[Start of Attachment]
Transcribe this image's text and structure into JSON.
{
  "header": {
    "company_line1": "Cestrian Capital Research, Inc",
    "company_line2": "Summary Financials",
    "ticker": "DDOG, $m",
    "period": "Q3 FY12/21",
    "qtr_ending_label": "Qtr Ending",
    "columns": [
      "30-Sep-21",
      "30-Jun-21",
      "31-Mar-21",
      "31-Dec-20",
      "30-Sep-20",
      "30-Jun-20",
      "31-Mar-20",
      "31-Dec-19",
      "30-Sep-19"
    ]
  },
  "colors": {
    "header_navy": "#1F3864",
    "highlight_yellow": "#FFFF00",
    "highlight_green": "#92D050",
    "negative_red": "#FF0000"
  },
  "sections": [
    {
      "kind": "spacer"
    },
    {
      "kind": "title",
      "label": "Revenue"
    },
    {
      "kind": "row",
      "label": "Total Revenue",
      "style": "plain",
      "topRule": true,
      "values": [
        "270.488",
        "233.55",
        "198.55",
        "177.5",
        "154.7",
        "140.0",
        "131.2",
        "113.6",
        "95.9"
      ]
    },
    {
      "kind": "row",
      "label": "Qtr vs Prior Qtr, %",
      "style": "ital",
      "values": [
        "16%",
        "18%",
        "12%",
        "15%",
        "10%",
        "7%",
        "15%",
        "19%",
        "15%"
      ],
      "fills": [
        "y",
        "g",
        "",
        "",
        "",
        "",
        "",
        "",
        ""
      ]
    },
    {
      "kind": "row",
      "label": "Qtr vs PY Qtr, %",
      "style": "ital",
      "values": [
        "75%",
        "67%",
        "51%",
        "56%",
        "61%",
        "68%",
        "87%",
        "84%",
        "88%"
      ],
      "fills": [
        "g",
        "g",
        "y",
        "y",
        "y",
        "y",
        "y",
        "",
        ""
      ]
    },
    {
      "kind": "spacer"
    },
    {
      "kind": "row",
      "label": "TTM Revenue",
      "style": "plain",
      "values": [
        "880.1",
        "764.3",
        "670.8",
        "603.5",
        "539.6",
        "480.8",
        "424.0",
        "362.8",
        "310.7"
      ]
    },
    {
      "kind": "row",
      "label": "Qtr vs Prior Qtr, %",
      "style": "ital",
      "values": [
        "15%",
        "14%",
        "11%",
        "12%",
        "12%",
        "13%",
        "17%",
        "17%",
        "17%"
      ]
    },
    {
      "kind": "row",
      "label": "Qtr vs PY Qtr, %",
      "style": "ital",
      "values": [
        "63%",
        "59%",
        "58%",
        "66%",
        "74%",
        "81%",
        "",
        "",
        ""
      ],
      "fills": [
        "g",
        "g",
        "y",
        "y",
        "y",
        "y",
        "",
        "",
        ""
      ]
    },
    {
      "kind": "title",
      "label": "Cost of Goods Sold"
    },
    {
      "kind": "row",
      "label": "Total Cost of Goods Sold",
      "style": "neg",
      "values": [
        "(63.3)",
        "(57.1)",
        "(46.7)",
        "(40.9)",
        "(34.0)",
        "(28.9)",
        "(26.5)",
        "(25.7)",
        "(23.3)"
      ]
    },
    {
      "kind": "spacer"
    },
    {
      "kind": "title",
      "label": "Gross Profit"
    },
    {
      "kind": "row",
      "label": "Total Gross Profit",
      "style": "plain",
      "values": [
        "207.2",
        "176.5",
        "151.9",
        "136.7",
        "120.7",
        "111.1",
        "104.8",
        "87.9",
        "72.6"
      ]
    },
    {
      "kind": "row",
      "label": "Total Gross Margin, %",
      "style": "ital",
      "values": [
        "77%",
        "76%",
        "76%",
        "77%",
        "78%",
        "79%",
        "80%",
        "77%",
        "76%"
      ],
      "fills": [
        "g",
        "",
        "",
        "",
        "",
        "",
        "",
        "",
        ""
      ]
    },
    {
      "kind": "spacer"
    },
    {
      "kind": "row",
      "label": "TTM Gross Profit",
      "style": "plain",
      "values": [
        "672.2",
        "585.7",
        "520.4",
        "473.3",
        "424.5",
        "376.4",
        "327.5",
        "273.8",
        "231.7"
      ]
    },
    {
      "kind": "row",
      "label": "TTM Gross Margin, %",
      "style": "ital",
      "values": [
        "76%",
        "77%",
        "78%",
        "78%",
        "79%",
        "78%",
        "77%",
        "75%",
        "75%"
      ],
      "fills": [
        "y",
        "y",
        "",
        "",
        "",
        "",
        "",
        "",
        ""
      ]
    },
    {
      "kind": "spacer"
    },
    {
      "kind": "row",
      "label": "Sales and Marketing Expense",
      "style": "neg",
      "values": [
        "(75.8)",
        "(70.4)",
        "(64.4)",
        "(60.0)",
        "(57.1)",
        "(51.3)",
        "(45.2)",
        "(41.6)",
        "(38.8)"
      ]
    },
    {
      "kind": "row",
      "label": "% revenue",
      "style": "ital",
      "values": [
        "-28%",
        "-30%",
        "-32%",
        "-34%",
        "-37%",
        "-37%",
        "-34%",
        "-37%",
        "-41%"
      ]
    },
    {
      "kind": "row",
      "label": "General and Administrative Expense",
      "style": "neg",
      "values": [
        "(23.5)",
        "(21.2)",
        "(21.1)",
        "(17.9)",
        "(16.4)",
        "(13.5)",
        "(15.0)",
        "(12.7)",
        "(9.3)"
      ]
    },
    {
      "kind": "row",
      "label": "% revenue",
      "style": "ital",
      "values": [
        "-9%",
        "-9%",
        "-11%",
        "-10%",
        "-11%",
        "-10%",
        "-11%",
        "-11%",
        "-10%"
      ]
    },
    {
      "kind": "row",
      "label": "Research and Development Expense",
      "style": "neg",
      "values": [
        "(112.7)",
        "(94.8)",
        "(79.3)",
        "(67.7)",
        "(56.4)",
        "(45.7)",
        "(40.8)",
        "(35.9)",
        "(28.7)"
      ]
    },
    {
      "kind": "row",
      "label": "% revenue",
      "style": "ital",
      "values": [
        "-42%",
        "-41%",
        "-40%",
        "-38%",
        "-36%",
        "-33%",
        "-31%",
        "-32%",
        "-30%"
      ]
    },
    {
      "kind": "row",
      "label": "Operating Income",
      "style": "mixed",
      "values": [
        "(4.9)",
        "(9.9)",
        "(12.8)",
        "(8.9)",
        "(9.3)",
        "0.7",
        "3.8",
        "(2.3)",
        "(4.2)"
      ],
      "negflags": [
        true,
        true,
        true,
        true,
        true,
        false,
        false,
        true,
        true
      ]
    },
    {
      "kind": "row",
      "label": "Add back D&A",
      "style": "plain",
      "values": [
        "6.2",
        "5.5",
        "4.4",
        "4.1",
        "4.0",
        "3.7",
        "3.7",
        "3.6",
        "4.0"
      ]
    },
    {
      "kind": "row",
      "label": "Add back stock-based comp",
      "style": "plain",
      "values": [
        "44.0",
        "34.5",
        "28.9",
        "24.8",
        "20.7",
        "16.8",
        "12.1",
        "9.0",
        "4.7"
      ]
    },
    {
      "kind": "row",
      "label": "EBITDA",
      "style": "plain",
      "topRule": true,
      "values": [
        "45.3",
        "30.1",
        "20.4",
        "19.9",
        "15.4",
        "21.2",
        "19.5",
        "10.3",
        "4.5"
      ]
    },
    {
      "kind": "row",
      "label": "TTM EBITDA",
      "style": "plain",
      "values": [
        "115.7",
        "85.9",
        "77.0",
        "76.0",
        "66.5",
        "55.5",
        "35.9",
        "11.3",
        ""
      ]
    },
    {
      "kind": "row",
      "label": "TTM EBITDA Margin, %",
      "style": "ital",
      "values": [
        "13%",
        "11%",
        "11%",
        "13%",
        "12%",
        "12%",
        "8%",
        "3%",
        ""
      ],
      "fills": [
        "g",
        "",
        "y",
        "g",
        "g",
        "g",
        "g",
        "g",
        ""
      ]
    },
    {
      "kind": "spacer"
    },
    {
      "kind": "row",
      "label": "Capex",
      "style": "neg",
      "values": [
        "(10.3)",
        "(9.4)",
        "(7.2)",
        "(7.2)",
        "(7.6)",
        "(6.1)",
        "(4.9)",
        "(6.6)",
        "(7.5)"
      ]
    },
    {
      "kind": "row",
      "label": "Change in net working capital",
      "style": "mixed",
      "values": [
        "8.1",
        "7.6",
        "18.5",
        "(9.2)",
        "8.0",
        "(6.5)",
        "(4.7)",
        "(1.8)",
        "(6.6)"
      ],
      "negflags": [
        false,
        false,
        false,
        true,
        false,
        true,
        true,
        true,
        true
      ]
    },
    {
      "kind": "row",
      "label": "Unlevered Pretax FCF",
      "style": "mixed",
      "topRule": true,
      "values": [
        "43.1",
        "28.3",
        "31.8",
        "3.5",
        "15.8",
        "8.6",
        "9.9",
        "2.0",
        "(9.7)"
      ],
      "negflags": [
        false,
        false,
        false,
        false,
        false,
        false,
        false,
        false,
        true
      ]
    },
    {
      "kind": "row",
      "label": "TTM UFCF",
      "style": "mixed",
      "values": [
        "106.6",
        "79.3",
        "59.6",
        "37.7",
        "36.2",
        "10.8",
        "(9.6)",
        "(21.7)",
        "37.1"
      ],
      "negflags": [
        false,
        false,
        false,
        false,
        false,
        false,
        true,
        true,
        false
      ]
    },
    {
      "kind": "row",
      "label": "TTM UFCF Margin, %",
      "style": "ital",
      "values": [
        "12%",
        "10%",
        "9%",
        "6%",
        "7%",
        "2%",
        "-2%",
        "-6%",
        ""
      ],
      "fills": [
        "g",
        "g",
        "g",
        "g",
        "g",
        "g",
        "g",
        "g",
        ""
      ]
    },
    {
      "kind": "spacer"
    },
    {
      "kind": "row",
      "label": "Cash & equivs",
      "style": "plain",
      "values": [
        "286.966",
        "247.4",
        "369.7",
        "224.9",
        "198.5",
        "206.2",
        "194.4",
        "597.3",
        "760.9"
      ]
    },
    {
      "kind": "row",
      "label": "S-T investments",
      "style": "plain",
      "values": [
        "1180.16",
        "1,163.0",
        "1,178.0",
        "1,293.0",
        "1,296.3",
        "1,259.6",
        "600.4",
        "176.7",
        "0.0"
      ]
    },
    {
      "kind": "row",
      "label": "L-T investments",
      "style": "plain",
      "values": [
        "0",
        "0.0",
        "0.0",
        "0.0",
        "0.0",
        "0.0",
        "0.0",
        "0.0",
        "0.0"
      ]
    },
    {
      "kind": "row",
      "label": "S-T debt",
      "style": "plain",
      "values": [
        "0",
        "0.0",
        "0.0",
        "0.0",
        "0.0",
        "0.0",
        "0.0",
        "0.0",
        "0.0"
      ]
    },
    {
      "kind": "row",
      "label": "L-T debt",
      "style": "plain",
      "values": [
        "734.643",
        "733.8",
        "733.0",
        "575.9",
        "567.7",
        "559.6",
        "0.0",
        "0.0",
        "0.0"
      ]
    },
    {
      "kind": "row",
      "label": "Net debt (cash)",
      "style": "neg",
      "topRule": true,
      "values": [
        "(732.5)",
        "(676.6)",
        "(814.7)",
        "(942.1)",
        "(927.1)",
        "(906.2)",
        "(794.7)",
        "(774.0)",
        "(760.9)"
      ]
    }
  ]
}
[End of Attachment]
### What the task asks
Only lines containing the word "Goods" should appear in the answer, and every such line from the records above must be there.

### Exercise response
      "label": "Cost of Goods Sold"
      "label": "Total Cost of Goods Sold",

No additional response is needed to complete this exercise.